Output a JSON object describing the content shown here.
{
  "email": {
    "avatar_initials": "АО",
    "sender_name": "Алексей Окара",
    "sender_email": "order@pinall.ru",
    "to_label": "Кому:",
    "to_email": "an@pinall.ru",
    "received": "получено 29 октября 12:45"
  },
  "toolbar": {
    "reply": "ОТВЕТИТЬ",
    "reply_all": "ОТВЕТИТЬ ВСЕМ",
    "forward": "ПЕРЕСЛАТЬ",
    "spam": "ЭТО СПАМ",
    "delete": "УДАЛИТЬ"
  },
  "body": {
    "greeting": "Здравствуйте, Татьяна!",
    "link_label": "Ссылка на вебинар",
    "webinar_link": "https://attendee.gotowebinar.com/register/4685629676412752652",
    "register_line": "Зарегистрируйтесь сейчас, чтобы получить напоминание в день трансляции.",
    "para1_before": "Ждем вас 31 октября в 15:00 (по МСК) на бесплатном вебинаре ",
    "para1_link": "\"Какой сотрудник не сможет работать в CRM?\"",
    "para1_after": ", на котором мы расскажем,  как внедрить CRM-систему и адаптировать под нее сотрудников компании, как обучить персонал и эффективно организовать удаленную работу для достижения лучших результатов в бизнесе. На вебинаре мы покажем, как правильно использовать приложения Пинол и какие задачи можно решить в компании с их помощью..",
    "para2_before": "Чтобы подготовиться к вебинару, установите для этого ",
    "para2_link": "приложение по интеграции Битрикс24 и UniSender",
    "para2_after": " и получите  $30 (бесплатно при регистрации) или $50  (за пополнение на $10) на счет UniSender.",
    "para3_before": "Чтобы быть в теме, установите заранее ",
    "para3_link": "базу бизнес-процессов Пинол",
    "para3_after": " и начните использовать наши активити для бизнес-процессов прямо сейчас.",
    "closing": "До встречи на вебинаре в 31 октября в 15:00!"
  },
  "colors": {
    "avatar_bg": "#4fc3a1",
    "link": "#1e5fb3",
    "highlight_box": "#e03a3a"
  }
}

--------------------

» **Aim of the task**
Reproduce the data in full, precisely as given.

» **Answer box**
Output a JSON object describing the content shown here.
{
  "email": {
    "avatar_initials": "АО",
    "sender_name": "Алексей Окара",
    "sender_email": "order@pinall.ru",
    "to_label": "Кому:",
    "to_email": "an@pinall.ru",
    "received": "получено 29 октября 12:45"
  },
  "toolbar": {
    "reply": "ОТВЕТИТЬ",
    "reply_all": "ОТВЕТИТЬ ВСЕМ",
    "forward": "ПЕРЕСЛАТЬ",
    "spam": "ЭТО СПАМ",
    "delete": "УДАЛИТЬ"
  },
  "body": {
    "greeting": "Здравствуйте, Татьяна!",
    "link_label": "Ссылка на вебинар",
    "webinar_link": "https://attendee.gotowebinar.com/register/4685629676412752652",
    "register_line": "Зарегистрируйтесь сейчас, чтобы получить напоминание в день трансляции.",
    "para1_before": "Ждем вас 31 октября в 15:00 (по МСК) на бесплатном вебинаре ",
    "para1_link": "\"Какой сотрудник не сможет работать в CRM?\"",
    "para1_after": ", на котором мы расскажем,  как внедрить CRM-систему и адаптировать под нее сотрудников компании, как обучить персонал и эффективно организовать удаленную работу для достижения лучших результатов в бизнесе. На вебинаре мы покажем, как правильно использовать приложения Пинол и какие задачи можно решить в компании с их помощью..",
    "para2_before": "Чтобы подготовиться к вебинару, установите для этого ",
    "para2_link": "приложение по интеграции Битрикс24 и UniSender",
    "para2_after": " и получите  $30 (бесплатно при регистрации) или $50  (за пополнение на $10) на счет UniSender.",
    "para3_before": "Чтобы быть в теме, установите заранее ",
    "para3_link": "базу бизнес-процессов Пинол",
    "para3_after": " и начните использовать наши активити для бизнес-процессов прямо сейчас.",
    "closing": "До встречи на вебинаре в 31 октября в 15:00!"
  },
  "colors": {
    "avatar_bg": "#4fc3a1",
    "link": "#1e5fb3",
    "highlight_box": "#e03a3a"
  }
}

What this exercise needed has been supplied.